“I give a lot of credit to our senior leadership,” Baker said of  University President Rev. John I. Jenkins, C.S.C., and others. “Father John and both (provost emeritus) Tom Burish as well as our new provost Marie Lynn Miranda have worked hard to create an environment that lets concerns, questions and thoughts be heard and responded to.”  

Meanwhile, back in Stepan Center, Young lectured about the parts of an atom and introduced students to quantum mechanics. After class, she acknowledged it was strange to teach with a mask, knowing students could not see her facial expressions. It was equally challenging to not be able to see their expressions. 

“I am trying to deal with not being able to see my students,” Young said, adding that she will adapt. 

“I think this year will be remembered as a time of adaptability, grace and patience,” she said. “I'm hoping grace and patience will flow from us to the students and from the students back to the faculty because we will be learning right along with them how to adapt to the changes.”
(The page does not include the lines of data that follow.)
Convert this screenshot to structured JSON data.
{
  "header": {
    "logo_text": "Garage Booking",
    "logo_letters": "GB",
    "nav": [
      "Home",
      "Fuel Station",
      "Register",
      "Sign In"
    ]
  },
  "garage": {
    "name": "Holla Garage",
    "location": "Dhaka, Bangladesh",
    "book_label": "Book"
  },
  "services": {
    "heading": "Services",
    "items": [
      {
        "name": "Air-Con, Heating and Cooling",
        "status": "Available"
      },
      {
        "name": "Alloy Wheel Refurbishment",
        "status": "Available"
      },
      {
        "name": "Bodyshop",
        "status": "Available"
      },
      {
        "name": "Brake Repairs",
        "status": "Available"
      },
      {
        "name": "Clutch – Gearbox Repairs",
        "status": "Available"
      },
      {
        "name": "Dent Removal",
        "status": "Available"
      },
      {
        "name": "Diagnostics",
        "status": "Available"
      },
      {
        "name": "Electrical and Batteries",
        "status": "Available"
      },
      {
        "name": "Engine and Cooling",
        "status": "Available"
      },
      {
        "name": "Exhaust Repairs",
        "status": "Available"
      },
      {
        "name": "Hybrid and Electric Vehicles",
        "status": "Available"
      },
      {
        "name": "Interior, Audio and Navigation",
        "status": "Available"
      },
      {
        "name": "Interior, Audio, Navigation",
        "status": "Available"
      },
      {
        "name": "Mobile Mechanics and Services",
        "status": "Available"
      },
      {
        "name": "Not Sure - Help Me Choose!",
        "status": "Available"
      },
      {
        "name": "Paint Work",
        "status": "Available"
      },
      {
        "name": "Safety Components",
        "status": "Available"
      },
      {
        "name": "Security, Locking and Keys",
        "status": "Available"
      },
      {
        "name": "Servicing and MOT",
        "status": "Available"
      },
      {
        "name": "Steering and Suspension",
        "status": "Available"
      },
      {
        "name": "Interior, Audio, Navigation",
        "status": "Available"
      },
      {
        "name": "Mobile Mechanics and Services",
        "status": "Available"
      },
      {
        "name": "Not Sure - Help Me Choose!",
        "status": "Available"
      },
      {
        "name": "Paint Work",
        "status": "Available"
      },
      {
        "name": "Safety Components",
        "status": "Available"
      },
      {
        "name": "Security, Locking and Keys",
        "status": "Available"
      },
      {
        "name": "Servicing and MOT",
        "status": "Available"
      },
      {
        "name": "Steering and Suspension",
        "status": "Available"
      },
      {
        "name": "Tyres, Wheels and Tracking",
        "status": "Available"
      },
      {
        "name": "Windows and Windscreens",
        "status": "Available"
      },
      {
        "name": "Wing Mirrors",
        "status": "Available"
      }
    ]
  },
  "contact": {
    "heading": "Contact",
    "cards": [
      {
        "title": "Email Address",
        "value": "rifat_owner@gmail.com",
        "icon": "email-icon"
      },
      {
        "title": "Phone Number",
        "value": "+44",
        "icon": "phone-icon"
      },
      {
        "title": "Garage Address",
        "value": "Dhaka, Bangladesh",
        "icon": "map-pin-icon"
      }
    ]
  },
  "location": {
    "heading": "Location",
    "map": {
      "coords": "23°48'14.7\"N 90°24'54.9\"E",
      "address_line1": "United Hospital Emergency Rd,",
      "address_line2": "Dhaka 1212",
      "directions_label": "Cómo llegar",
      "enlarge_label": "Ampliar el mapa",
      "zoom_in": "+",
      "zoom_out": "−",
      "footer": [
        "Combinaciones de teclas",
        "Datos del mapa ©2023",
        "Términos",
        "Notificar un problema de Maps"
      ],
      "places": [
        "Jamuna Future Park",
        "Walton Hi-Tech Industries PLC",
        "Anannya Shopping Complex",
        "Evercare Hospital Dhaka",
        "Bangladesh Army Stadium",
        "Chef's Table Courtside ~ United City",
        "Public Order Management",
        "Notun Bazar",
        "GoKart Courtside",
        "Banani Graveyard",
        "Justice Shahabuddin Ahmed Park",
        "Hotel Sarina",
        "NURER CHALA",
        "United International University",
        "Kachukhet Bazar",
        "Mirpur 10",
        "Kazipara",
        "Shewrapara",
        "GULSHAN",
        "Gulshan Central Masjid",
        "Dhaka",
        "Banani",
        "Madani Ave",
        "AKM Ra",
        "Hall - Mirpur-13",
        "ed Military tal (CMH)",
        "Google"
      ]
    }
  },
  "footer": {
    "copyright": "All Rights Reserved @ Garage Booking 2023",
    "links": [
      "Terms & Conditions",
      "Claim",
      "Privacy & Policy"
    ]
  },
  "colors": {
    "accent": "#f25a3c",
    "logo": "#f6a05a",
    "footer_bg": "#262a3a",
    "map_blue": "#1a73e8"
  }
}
Originally published by Gwen O'Brien, NDWorks at ndworks.nd.edu on August 14, 2020.